▸ **What you are asked to do**
Review the listing and copy each line that holds the word "icon".

▸ **Dataset content**
↓

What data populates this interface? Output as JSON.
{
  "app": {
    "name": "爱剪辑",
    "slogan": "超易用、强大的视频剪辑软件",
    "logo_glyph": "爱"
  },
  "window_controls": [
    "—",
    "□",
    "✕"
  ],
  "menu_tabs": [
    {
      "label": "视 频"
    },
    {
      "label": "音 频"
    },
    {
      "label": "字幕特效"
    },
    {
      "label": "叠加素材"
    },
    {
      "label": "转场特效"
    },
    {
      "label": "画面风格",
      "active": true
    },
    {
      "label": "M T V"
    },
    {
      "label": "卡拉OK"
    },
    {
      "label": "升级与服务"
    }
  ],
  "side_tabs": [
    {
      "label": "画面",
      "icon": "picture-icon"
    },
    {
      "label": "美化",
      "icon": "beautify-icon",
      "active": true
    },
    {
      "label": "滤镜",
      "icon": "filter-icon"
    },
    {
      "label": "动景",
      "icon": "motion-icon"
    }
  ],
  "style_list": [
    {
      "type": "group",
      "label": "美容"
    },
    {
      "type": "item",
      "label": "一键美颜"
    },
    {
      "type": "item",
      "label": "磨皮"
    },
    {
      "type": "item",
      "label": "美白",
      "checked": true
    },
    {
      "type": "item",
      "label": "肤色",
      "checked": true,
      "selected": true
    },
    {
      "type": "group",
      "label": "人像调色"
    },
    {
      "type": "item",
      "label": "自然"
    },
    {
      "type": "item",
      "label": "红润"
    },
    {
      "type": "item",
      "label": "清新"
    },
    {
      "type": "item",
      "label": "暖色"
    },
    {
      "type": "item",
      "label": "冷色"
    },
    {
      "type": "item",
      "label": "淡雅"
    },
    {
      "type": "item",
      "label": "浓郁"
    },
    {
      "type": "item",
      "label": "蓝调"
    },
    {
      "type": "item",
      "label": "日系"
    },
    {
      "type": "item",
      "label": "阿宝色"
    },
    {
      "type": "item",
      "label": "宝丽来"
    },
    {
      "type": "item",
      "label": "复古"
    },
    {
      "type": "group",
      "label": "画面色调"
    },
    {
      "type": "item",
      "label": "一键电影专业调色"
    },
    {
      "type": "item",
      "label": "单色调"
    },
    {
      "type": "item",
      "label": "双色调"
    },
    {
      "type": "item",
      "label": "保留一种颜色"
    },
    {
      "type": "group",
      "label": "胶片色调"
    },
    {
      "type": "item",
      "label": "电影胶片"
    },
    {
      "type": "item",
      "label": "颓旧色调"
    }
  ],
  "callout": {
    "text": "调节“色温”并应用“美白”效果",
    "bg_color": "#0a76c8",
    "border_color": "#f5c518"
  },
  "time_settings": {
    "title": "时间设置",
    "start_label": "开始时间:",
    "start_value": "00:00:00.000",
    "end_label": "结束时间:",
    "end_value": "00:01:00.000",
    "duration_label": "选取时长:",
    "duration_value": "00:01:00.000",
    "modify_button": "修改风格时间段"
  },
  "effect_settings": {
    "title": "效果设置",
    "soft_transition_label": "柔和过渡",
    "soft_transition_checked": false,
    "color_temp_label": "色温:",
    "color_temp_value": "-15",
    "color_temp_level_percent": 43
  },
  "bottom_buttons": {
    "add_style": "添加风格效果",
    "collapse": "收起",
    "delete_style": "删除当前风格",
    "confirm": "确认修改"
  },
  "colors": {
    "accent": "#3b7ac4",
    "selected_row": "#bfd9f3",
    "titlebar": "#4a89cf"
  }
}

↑

▸ **Task answer**
      "icon": "picture-icon"
      "icon": "beautify-icon",
      "icon": "filter-icon"
      "icon": "motion-icon"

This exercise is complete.